Nets' Gerald Wallace takes play to new level in playoffs
No matter how many shots he took in practice and pregame-warm-ups over the course of six months, the shots just weren’t falling for Gerald Wallace.
No matter how many shots he took in practice and pregame warm-ups over the course of six months, shots just weren’t falling for Gerald Wallace.
In Game 1 of the playoffs, it was a different story, as Wallace made his first five shots and scored 14 points. After a regular season that saw him average 7.7 points per game and shoot 39.7 percent, Wallace forgot about that with an offensive performance that was one of his best as a Net.
After showing a reluctance to shoot because of confidence issues, even during Monday’s win over Washington when he was the only starter to play, Wallace showed a more aggressive side with his offense.
“My main thing was to be more aggressive, put more pressure on their defense [and] get in situations where they’ve got to guard,” Wallace said. “They probably didn’t see that in the first four games we played them. It’s probably something new to them. It forced them to do something they didn’t want to do defensively.”
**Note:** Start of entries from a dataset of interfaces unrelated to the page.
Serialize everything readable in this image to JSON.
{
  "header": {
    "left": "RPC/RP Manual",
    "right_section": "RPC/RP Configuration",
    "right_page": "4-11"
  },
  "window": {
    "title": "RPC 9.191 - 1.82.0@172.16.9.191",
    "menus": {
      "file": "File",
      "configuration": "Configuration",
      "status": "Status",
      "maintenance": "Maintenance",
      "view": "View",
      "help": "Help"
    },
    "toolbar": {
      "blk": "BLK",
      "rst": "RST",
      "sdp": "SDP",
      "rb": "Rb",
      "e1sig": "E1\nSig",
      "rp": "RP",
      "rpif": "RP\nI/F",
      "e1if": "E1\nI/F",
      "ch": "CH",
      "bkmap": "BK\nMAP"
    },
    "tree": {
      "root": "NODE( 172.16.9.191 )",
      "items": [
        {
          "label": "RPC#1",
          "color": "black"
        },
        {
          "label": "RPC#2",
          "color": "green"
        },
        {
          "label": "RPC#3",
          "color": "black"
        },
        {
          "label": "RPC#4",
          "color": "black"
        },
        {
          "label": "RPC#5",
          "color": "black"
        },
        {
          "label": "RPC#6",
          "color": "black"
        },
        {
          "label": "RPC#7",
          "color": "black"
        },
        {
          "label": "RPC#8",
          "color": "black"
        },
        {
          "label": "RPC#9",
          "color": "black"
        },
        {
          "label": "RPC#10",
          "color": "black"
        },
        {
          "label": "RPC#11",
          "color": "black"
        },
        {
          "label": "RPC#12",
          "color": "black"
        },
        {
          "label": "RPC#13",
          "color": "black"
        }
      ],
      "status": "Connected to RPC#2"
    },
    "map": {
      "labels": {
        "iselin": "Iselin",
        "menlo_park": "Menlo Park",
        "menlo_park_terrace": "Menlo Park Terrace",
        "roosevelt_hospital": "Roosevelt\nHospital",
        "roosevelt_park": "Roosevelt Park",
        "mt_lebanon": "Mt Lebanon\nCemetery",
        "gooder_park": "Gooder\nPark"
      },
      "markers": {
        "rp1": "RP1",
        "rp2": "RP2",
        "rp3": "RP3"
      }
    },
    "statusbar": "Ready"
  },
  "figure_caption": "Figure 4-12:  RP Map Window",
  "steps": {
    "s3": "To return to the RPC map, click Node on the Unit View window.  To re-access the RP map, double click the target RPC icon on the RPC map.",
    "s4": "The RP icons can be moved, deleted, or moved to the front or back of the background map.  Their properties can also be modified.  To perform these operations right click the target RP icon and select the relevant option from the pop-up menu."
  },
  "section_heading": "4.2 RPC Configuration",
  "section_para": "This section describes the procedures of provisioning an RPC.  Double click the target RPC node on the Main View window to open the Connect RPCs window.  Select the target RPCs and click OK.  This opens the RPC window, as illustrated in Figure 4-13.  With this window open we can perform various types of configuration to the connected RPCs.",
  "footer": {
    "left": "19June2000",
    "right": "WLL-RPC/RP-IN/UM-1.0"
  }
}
His first shot in Game 1 against the Bulls was a driving finger roll in the first quarter, a transition basket that came after he intercepted a pass from Richard Hamilton. His second shot was a put-back layup off a Brook Lopez miss. That was followed by another transition layup just before halftime and his final two shots were a 3-pointer and another layup.
Wallace made five shots for the first time since going 5-for-12 in Portland on March 27. It also was the ninth time Wallace made five shots, though only three of those games occurred after Dec. 14.
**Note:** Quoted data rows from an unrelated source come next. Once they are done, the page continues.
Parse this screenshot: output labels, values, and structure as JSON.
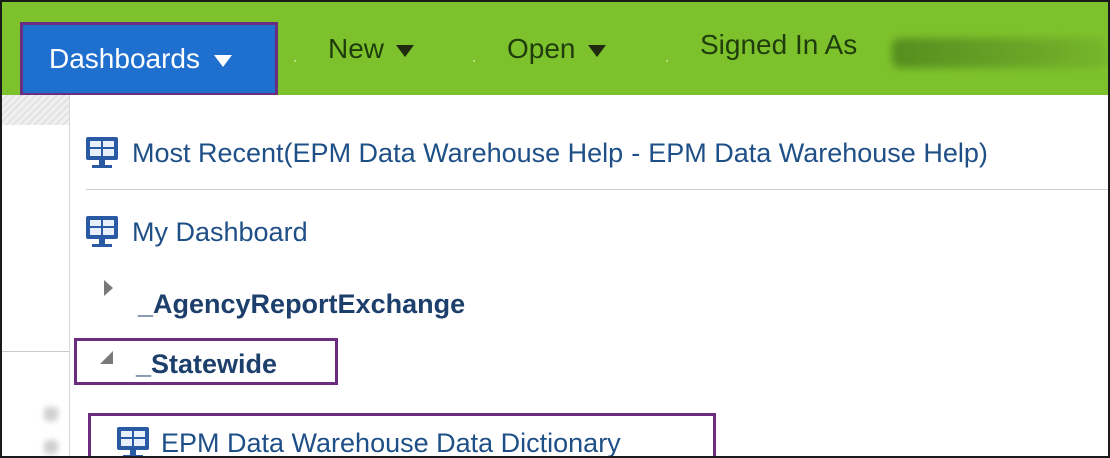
{
  "nav": {
    "dashboards_label": "Dashboards",
    "new_label": "New",
    "open_label": "Open",
    "signed_in_label": "Signed In As"
  },
  "menu": {
    "most_recent": {
      "label": "Most Recent(EPM Data Warehouse Help",
      "separator": "-",
      "label_tail": "EPM Data Warehouse Help)"
    },
    "my_dashboard_label": "My Dashboard",
    "folders": [
      {
        "label": "_AgencyReportExchange",
        "expanded": false
      },
      {
        "label": "_Statewide",
        "expanded": true
      }
    ],
    "dictionary_label": "EPM Data Warehouse Data Dictionary"
  },
  "colors": {
    "nav_background": "#7dc22c",
    "active_menu": "#1f6fcf",
    "highlight_border": "#6b2d7f",
    "link_text": "#1e4f87"
  },
  "icons": {
    "dropdown": "caret-down-icon",
    "dashboard": "dashboard-monitor-icon",
    "collapsed_folder": "triangle-right-icon",
    "expanded_folder": "triangle-down-icon"
  }
}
“I am just playing right now,” Wallace said. “This is a totally different season, so I am out here enjoying myself, just playing and trying to have fun right now. You know I am not ready to go home right now, so my main thing is to leave it all out on the court.”
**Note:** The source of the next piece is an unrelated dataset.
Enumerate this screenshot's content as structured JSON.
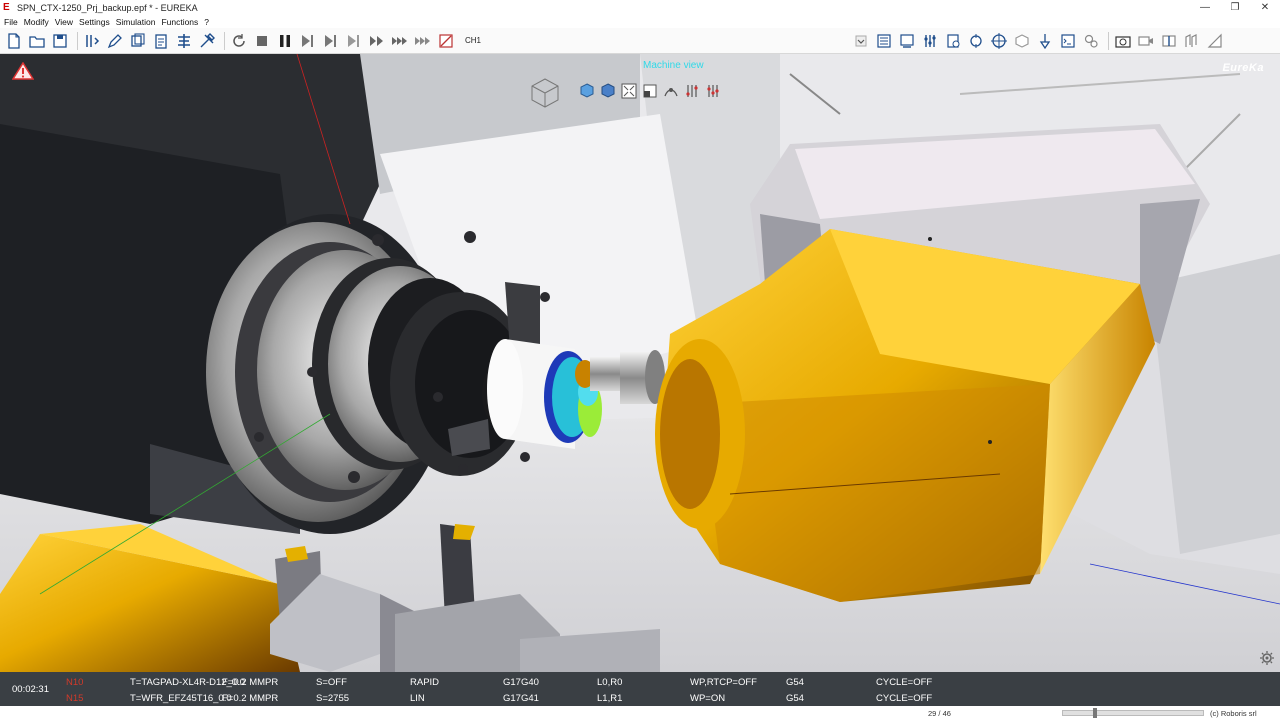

However, even if Wallace did not produce offensively, his aggressiveness on defense would have been sufficient. Wallace had two blocked shots and a highlight moment when he leapt and caught the ball after it left Jimmy Butler’s hand.
If the category of mid-air steals existed, it would have gone as that. Instead it was a blocked shot. It was the defense that stood out for interim head coach P.J. Carlesimo, especially after watching him hold Luol Deng to 3-for-11 shooting.
“He could’ve had zero points and been one of our two or three best players,” Carlesimo said.
“That’s what we need him to do,” Lopez said. “That’s what we know he’s capable of. He’s always going to be an energy guy and when he’s playing like that, he takes us to another level.”
Another level of play was on display Saturday night and although the rigors of a long playoff game made Wallace tired, it was the good kind of tired.
“I’m tired right now,” Wallace said. “That’s how you’re supposed to feel after a playoff game — tired, sore.”
Follow Nets beat writer Larry Fleisher on Twitter @LarryFleisher.